STG children demonstrate kindness to others in so many different ways. One of these is by keeping in touch with grandparents and other members of the family who have found themselves isolated and lonely. Several children read to their grandparents and Felix F played the piano to his grandfather in a care home.

Kindness has extended into helping around the home and in the garden. Once again, baking cakes and biscuits has been popular, but many children have tried their hand at sowing seeds and gardening tasks as well.

There have been many individual acts of kindness, including preparing family meals, disinfecting around the home, giving a wendy house to a young neighbour, making cards for elderly neighbours, making a poster for a disabled friend, raising money for the NHS and helping with younger brothers and sisters.

There have been some very impressive Lego projects, including models representing WWII warfare - very appropriate this week.

It has been great to see how everyone has adapted to home schooling - you are all clearly working hard...

and producing some very good work!

Once again, you have sent in some beautiful works of art including 'stained glass' windows for RS.

You have produced some wonderfully colourful sunset pictures.

Year 2 children were inspired by Picasso - these are just three of the many wonderful pictures sent to connected@stgwindsor.

It's the time of the year for both painting and planting sunflowers too!

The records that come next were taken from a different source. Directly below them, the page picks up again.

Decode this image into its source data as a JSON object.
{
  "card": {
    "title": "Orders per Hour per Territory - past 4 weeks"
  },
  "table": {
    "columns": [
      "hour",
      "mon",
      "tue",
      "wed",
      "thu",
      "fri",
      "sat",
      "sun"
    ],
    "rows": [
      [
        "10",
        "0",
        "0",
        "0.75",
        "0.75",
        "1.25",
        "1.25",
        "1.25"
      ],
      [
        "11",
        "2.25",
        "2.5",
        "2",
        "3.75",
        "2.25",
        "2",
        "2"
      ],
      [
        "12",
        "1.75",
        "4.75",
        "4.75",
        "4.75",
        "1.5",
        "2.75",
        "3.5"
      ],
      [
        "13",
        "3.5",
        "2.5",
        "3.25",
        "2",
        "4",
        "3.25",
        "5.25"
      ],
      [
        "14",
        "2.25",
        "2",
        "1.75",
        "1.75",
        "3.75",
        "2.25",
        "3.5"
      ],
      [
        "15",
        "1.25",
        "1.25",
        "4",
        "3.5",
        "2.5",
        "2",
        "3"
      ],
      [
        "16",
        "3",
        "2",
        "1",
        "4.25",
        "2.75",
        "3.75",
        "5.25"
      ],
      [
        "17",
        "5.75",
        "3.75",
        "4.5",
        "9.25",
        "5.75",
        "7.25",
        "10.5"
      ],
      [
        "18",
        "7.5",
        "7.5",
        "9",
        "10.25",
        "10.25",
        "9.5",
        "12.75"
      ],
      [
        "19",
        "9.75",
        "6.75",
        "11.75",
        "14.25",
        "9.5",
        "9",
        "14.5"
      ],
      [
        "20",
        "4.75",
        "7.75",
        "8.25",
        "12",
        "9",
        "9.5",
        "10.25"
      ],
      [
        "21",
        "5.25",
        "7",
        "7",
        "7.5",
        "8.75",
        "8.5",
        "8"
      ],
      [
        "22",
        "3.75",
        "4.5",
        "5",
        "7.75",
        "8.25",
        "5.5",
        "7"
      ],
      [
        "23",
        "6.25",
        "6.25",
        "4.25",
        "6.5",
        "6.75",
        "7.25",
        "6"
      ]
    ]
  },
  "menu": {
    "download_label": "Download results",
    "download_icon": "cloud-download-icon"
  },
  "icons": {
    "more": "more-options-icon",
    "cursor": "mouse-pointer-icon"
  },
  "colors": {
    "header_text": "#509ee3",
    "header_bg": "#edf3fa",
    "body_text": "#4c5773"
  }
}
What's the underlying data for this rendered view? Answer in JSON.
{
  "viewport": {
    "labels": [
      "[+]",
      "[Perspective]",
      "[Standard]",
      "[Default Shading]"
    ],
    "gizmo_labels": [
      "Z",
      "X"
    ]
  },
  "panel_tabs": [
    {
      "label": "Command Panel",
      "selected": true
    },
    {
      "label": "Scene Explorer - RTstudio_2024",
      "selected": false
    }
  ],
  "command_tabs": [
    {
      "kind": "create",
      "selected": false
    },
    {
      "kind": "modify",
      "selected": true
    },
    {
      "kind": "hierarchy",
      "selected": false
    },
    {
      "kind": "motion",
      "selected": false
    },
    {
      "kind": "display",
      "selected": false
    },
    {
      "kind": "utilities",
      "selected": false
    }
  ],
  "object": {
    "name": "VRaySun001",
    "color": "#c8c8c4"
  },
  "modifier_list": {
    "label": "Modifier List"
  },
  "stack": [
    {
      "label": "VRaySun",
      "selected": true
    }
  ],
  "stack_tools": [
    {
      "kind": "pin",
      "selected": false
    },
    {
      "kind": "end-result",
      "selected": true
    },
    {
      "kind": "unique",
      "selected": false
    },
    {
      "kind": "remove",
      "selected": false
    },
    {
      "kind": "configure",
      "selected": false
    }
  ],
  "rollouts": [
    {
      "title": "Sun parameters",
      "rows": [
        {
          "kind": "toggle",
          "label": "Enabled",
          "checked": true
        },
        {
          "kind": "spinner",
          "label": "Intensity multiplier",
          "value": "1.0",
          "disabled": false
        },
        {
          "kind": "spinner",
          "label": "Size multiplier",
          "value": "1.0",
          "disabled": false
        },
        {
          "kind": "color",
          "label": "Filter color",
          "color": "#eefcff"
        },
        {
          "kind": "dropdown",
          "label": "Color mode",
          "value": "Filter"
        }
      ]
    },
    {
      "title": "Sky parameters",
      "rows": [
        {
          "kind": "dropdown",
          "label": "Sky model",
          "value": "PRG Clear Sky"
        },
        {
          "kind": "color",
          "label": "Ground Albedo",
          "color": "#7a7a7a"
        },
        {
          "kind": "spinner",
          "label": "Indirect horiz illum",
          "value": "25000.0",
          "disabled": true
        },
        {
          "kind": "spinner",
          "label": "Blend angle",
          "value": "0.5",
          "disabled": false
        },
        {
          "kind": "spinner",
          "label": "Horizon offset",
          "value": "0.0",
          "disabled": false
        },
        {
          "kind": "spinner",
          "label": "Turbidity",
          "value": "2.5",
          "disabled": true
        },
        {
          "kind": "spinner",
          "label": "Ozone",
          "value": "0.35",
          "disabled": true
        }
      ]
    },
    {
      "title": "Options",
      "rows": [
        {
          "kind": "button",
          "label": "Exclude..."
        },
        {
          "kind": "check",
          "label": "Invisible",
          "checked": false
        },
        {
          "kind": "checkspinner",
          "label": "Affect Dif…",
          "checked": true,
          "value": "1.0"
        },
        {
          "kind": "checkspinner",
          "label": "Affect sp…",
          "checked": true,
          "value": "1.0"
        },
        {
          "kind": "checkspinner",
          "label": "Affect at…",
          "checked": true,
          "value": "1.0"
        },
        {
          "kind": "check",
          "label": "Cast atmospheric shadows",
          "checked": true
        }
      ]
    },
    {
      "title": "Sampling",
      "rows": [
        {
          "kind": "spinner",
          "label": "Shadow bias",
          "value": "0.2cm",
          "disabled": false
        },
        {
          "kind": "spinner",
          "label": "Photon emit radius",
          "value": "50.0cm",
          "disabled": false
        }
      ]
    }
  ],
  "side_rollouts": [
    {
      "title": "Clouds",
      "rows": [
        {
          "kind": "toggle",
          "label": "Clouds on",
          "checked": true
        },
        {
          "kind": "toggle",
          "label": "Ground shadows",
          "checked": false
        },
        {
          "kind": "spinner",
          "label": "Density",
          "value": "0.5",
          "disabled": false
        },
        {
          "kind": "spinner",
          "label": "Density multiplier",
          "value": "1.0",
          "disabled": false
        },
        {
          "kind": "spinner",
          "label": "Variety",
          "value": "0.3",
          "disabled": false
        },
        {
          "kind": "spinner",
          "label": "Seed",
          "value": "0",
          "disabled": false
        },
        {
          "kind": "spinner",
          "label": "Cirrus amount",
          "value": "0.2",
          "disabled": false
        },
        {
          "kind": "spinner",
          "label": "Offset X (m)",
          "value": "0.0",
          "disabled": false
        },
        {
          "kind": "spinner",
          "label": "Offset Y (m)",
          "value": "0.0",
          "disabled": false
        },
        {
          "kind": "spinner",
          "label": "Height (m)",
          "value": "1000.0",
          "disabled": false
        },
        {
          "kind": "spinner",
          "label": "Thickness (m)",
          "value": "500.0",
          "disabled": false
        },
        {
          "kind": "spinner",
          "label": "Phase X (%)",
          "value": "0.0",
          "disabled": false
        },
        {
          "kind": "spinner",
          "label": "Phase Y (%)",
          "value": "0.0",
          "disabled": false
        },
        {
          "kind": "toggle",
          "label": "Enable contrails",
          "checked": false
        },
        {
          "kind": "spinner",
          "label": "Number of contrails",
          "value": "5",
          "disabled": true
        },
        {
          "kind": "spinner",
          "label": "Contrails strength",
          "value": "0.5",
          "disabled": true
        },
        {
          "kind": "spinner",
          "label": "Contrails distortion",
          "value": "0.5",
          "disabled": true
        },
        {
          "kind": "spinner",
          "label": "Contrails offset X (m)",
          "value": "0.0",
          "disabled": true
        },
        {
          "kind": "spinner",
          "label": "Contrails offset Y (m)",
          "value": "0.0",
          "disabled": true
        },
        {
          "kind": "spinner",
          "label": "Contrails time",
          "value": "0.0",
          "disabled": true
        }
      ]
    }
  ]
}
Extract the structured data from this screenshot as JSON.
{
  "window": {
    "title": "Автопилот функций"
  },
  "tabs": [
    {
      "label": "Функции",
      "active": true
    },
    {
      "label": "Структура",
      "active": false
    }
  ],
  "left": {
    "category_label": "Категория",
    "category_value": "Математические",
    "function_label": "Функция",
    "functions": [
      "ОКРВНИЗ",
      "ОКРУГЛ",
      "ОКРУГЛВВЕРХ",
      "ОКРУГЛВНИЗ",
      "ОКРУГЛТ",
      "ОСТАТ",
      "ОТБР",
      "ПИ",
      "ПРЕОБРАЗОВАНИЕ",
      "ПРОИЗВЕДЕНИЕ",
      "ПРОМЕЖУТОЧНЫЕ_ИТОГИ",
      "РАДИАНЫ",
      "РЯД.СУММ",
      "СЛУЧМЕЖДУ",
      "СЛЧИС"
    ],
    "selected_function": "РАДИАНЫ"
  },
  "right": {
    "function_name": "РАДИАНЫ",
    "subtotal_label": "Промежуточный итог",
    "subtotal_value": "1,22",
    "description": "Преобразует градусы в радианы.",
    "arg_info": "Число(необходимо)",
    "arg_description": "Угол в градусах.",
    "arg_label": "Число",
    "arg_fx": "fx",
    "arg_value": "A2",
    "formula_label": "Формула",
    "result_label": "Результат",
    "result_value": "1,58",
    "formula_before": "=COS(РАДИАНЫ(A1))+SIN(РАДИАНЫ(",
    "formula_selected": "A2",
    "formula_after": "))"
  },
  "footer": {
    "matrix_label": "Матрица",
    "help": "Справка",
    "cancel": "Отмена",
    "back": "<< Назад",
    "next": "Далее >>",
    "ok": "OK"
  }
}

Thank you so much for all the photos - do keep sending them in and we'll try and include some of yours next week!

Whole School Singing - message from Mr Wilkinson

Following the huge number of choirs and other musical groups that have put together ‘virtual’ tracks, we thought it would be great to get the STGConnected community singing! The first piece we’d like to do is a simple, but really catchy tune called, ‘Deep down in my soul’. Highly apt with the words ‘I know that one day I’ll be free’, this Gospel chant will have you clicking your fingers and singing all day. Follow the 'how to' videos on the STGConnected page of the website and then get recording!

Podcast with Mr Wilson

Mr Wilson speaks to guest speaker, Jane Dawson. Click here to listen.

Free e-Book - message from Ms Pickering

The free e-book offered by BookLife this week is part of the Super Stats series, and is yours to download and keep. If you have every wondered which dinosaur had the most teeth, or which planet is the biggest, how tall the tallest building is, or where you can find the largest crater on Earth, Super Stats takes you around the world and beyond, ranking the stats so that you know the facts. Click here to visit the BookLife website.

Quick Quiz

The answers to last week's quiz in order were: 1. Wassily Kandinsky (Squares with Geometric Circles); Vincent Van Gogh (The Starry Night); Salvador Dali (The Persistence of Memory); Roy Lichtenstein (Whaam!); Paul Klee (Senecio); Leonardo da Vinci (The Last Supper); Henri Rousseau (Tropical Forest with Monkeys); Claude Monet (Waterlilies); Piet Mondrian (Composition with Red, Yellow and Blue).

This week's quiz is based on World Book Day costumes in the Pre-Prep. Answers next week.

Wishing the following pupils a very...

Arthur G, Harry D, Freddie J, James C, Sebastien H and Zeph K all have their birthdays in the coming week.